Wednesday, February 22, 2012

National Parks Protect More than Natural Wonders

Recently Congress passed the Federal Aviation Administration reauthorization act. Within this new legislation is language authorizing the National Park Service at Crater Lake to protect the park's natural soundscapes from intrusive tourist helicopter overflights. I'm thankful that I was able to play a role in this bill's passage. This new protection will insure visitors are able to enjoy the park's natural soundscapes and wildlife without constant helicopter buzz.

Over its 100 year history, the National Park Service has come to understand that its mission is to protect more than natural or cultural wonders. It must also protect visitor experiences and more importantly public safety.

National Parks are some of America's most special places. The Statue of Liberty, Independence Hall, and the Washington Monument protect the cradles and symbols of our democracy. Hundreds of millions of people from around the world visit these sites each year, many in a pilgrimage to be part of America's history. Unfortunately, the high profile of these places and their large crowds also attracts the attention of bad guys.

My new novel Unleashing Colter's Hell is about a terrorist attack on Yellowstone National Park. The book's villain chooses the park for its potential to unleash a devastating blow on America, a stab at the country's very soul. Park Ranger Grayson Cole and FBI agent Dianne Harris are all that stand between the world and Armageddon. The book is slated for release this spring. Look for it soon.

What values and resources do you expect the Park Service to protect?

Tuesday, February 21, 2012

New Parks benefit all

The national park system is comprised of well known sites like Yellowstone, Yosemite, and the Grand Canyon. Yet, it also includes lesser known jewels like Point Reyes, Devil's Tower, and Fort Vancouver. All total the park system contains nearly 400 sites, sites that contain and protect some of America's most sacred ideas, hopes, places. The founders of the park system envisioned that as America developed, its history unfolded, and scientific understanding deepened, the park system would expand to capture these new chapters in our ongoing story.

Currently, efforts in Washington State are underway to elevate Mount St. Helens to a national park. Adding the volcano to the park system would bestow added prestige to the volcano, attract new visitors, improve the regional economy, provide more stable funding, improve recreation, and better protect irreplaceable natural and cultural wonders. Recently, 100 economists, including three Nobel laureates signed a letter to President Obama detailing the economic benefits of protected lands such as that in the park system.

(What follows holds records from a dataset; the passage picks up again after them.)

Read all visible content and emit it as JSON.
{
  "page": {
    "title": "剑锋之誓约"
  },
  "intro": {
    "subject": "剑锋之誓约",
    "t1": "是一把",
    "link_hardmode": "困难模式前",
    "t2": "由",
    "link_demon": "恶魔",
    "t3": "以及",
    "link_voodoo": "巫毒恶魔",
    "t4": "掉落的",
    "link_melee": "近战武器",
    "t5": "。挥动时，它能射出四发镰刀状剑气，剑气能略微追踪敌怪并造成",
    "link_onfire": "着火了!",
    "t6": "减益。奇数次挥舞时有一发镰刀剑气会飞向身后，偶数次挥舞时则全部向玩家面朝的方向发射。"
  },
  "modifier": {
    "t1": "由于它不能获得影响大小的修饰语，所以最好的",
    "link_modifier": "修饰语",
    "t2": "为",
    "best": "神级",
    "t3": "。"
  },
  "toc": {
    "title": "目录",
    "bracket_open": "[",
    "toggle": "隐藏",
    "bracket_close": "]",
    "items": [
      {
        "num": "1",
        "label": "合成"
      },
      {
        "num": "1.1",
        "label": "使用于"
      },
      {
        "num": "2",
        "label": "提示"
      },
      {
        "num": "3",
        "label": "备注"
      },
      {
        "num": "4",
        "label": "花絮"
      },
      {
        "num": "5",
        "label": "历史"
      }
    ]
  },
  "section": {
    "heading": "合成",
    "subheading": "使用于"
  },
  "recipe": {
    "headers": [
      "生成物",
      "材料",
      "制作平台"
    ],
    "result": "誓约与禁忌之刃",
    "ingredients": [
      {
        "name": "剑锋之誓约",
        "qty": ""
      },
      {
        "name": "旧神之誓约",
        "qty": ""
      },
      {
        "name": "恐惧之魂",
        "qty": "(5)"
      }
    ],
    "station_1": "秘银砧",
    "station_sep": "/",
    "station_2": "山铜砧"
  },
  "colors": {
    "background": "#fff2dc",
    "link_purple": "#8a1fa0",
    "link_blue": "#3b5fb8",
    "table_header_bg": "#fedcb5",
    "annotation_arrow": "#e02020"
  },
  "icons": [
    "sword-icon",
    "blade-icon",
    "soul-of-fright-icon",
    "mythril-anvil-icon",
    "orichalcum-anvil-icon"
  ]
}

Unleashing Colter's Hell, my soon to be released novel, is set in Yellowstone National Park. Yellowstone is the world's first national park. Since that time more than 100 countries have followed America's lead and established approximately 1,000 national parks. Some have called the "national park" America's best idea.

Across the country today, community leaders, business owners, recreation enthusiasts, wildlife lovers, and countless others are re-discovering their nearby national treasures and exploring the benefits of adding their sites to the national park system. Several new park bills have been introduced this congress, many could be pass this Fall.

A park system that continues to evolve and expand, can better tell the American story, better reflect the changing face of America.

What benefits do you see from an expanded park system?

Thursday, February 9, 2012

Latest Cover Design

Here is the latest cover design for Unleashing Colter's Hell, my new novel. Set in Yellowstone, Unleashing Colter's Hell is about a fanatic sent to the Wyoming wilderness to trigger a Yellowstone eruption, spelling the end of the United States. A lone park ranger named Grayson Cole and Dianne Harris, a rookie FBI agent are all that stand between the world and its destruction.

Look for the book to be out in paperback soon.

Let me know your thoughts on the cover in the comment section.

Wednesday, February 1, 2012

60,000 Words!

Just passed 60,000 words in my manuscript for Unleashing Colter's Hell. My current writing focuses on tightening plot lines and filling out characters. Heading toward 70,000 and beyond.

Stay tuned.